Maori Religion and Mythology Part 1
Atua Introduced from Polynesia
Atua Introduced from Polynesia
We have seen that the Polynesians in former times carried the names of many of their gods and mythological heroes over a great area of the Pacific, and that many such names were, and are, known from New Zealand in the south to the far-distant Hawaiian Isles. page 216Not only was the knowledge and cult of such gods carried abroad by seafarers and colonizers, but also, in at least some cases, material emblems of such gods were transported in like manner. In some cases these atua served as guides to such vessels and as guardians of vessels and voyagers. When the expedition under Rata-i-te-pukenga left Whiti-anaunau to sail to Pariroa, the land of Matuku-tangotango and a strange folk described as pakiwhara (uncivilised), the priestly expert Apakura accompanied the party to act as medium and controller of the gods. These gods were the beings under whose sway and mana the expedition had been put.
The following is a translation of a native account of the gods brought from eastern Polynesia to New Zealand by the crew of "Takitumu," a vessel that reached these shores about five hundred years ago. The original narrative will be found in the Addenda, No. IX:—
The gods fetched from Te Kohurau, which is a cave, by Te Rongopatahi, were Kahukira, Rongomai, Tunui-o-te-ika, Tama-i-waho, Ruamano, Hine-korako, and Tuhinapo. When Te Rongo-patahi, Ruawharo, Tupai, and Kohupara, who were priests of the tuahu and ahurewa, went to obtain them, prior to their going, the "Takitumu" canoe had been hauled so that her stern rested on the latrine of Titirangi. the village of Tamatea at Whangara. The reason why that was done was so that Kahukura would embark on "Takitumu."
Seven vessels were taken as abiding-places for the gods, and those vessels were wooden ones, hewn inside and outside. They were made in two pieces, which, when hewn into form, were put together and so lashed, the joining being dressed with vegetable gum. When finished they were painted on the outside only with red ochre, and the lid was inserted. The appearance of the vessel, and of the peculiar lashing of that kind of god's vessel employed, when coming to the land area at Aotea-roa was as shown in the diagram (p. 217). These vessels were closed up at night; on bright days they were opened so that the gods might emerge on to the stages, of which there were seven.

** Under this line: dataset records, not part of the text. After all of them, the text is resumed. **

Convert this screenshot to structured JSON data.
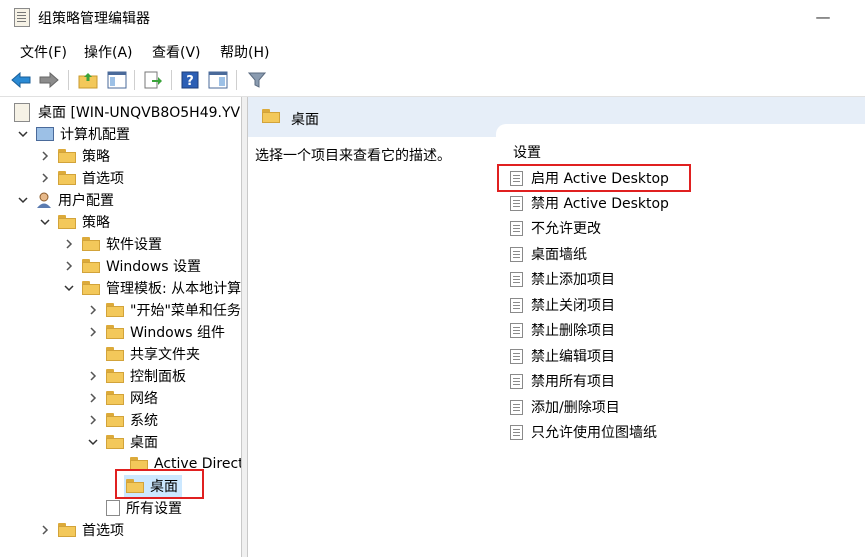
{
  "window": {
    "title": "组策略管理编辑器",
    "minimize_glyph": "—"
  },
  "menu": [
    "文件(F)",
    "操作(A)",
    "查看(V)",
    "帮助(H)"
  ],
  "toolbar": {
    "icons": [
      "back-arrow-icon",
      "forward-arrow-icon",
      "up-folder-icon",
      "show-hide-tree-icon",
      "export-list-icon",
      "help-icon",
      "properties-icon",
      "filter-icon"
    ]
  },
  "tree": {
    "root": "桌面 [WIN-UNQVB8O5H49.YV",
    "computer_config": "计算机配置",
    "cc_policy": "策略",
    "cc_preferences": "首选项",
    "user_config": "用户配置",
    "uc_policy": "策略",
    "software_settings": "软件设置",
    "windows_settings": "Windows 设置",
    "admin_templates": "管理模板: 从本地计算",
    "start_menu": "\"开始\"菜单和任务",
    "windows_components": "Windows 组件",
    "shared_folders": "共享文件夹",
    "control_panel": "控制面板",
    "network": "网络",
    "system": "系统",
    "desktop": "桌面",
    "active_directory": "Active Direct",
    "desktop_sub": "桌面",
    "all_settings": "所有设置",
    "uc_preferences": "首选项"
  },
  "right": {
    "header": "桌面",
    "description": "选择一个项目来查看它的描述。",
    "settings_header": "设置",
    "settings": [
      "启用 Active Desktop",
      "禁用 Active Desktop",
      "不允许更改",
      "桌面墙纸",
      "禁止添加项目",
      "禁止关闭项目",
      "禁止删除项目",
      "禁止编辑项目",
      "禁用所有项目",
      "添加/删除项目",
      "只允许使用位图墙纸"
    ]
  },
  "colors": {
    "highlight_box": "#e02020",
    "header_bg": "#e6eef8",
    "folder": "#f3c85a"
  }
}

The persons permanently appointed to look after those gods were Te Rongo-patahi, Ruawharo, Tupai, Kohupara, Kaewa, Puhiwhanake, Mokinokino, and Whatuira; these were all. Those priests occupied the stern thwart of "Takitumu," on account of the gods, also because of Kohupara and Tupai, younger brother of Ruawharo, who were adepts at steering sea-going vessels. Their knowledge of that work was from the time of Tawhitiroa, and these were the reasons why the stern thwart was allotted to them; in fact, they occupied two thwarts, the two below those of Tamatea-ariki.page 217
Kaewa was the bearer of the tapu firesticks, the lower stick (kaunoti) and the hika or rubbing-stick pertaining to it. That kaunoti and hika were named after the star Puaroa, because that star is one of the principal ones and also tapu, a star that has a misty or smoky appearance called au pukohu and hiku makohu rangi; hence they were named after that star, because of the smoke proceeding from the firestick. (Puaroa is probably a comet.)
As to Puhi-whanake and Whatuira, these persons were observers of the stars of the heavens in order to foretell bad weather and fine weather; also observers of the moon and sun, so that the prow of the vessel might be held steadfastly on the region of the land objective. Such was the task of those two persons; they remained awake all night and slept in the daytime; such were their actions.
Kohupara and Tupai looked after the gods, lest some of them should escape. They closed the openings of the vessels in which the gods abode, and opened them in daytime, besides certain times when it was considered desirable to let them move about outside; they alone had the arrangement of such matters.
Mokinokino was a food-bearer and conserver of food-supplies for all the priests mentioned by me; these were the priests to be page 218supplied by him at all times when "Takitumu" was sailing the ocean. The storage place for food-supplies was in the bow of the vessel.
Te Rongo-patahi and Ruawharo were the priests who despatched the gods to perform any task desired of one or more of them. Now, such were the positions assigned to them in regard to all their gods.
The atua brought hither by the Aotea immigrants were Maru, Kahukura, Rongomai, and Te Ihinga-o-te-rangi, the first three of whom are widely known in these Islands, and of whom we have given some description. In the case of the vessel known as "Kurahaupo," we learn from tradition that Mahutonga was the priestly expert on board, and that the atua in his charge were Maru, Tunui-o-te-ika, and Ruamano.